CEP 634 Multicultural Counseling

Dr. Amy Reynolds

The cultures, issues, and perspectives of "culturally different" groups have been ignored in traditional counseling and psychotherapy, both historically and, to an unfortunately great extent, still today. Perspectives and judgments of the dominant group have been imposed, which has done great harm to women and minorities. In response to these problems, two major approaches to multicultural counseling and psychotherapy have developed: (a) focused culture-specific approaches to particular groups, especially racial/ethnic groups targeted by racism in the U.S., and feminist therapy for women, and (b) transcultural, universal approaches, which define culture more broadly (to include gender, sexual/affectional orientation, socioeconomic status, age, disabilities, etc.) and assume that certain factors are important regardless of culture or group. The first approach emphasizes the importance of understanding the cultures and circumstances of particular groups, which the second approach emphasizes the importance of general information about acculturation, identity development, and oppression. This course rests on the assumption that both of these approaches are important; thus, the course will be presented from an integrated perspective. Students will be offered (a) an opportunity to explore and become aware of their own attitudes, beliefs, and biases about their own affiliative groups (e.g. culture, sex, sexual orientation) as well as other affiliative groups, and (b) an opportunity to acquire knowledge about the experiences and concerns of several particular groups, and ways counseling and psychology are struggling to incorporate such concerns into practice and research. Readings for the course will include both textbook material and primary sources.
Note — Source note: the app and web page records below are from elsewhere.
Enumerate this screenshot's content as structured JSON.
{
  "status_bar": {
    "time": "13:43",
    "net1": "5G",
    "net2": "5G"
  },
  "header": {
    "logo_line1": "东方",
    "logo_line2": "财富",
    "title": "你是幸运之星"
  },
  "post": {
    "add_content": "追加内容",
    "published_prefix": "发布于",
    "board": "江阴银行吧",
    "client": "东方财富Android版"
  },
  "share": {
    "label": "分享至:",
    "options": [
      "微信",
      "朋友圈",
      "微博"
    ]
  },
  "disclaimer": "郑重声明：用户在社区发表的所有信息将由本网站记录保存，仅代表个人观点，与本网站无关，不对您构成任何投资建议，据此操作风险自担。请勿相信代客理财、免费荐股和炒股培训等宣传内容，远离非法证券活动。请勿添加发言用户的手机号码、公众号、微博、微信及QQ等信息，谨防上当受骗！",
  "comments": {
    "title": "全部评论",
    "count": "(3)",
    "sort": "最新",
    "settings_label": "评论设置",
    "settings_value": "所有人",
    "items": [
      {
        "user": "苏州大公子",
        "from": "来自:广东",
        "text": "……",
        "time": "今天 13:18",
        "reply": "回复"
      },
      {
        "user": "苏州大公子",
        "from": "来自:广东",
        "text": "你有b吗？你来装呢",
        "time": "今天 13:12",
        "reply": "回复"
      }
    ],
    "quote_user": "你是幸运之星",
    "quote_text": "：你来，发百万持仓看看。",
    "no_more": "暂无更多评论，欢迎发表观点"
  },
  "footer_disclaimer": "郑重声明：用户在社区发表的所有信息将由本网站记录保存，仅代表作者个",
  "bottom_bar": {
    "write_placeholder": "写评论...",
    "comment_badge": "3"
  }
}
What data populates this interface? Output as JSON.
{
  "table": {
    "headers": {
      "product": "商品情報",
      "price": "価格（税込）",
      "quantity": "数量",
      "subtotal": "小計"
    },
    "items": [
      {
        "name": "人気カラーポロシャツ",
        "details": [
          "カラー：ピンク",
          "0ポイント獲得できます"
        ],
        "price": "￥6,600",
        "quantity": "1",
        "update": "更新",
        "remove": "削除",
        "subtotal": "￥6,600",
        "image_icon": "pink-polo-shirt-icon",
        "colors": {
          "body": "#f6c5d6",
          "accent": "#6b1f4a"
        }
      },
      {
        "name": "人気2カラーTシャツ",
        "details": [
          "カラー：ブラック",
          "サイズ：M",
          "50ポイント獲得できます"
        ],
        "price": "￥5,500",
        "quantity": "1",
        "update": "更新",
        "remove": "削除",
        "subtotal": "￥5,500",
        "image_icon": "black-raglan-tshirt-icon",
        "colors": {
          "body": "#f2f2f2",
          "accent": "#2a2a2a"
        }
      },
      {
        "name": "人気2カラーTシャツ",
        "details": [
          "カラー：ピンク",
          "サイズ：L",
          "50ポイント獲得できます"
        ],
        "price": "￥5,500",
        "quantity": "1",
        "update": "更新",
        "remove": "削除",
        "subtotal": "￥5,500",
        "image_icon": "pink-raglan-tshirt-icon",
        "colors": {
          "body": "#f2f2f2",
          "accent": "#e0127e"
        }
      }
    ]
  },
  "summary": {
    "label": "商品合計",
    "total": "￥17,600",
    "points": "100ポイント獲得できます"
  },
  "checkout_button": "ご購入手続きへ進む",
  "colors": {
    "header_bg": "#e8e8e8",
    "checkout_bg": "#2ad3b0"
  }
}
Issues of multicultural counseling and psychotherapy with adults will probably be the primary focus, although issues of work with children, assessment, and research may also be included, depending on class composition and students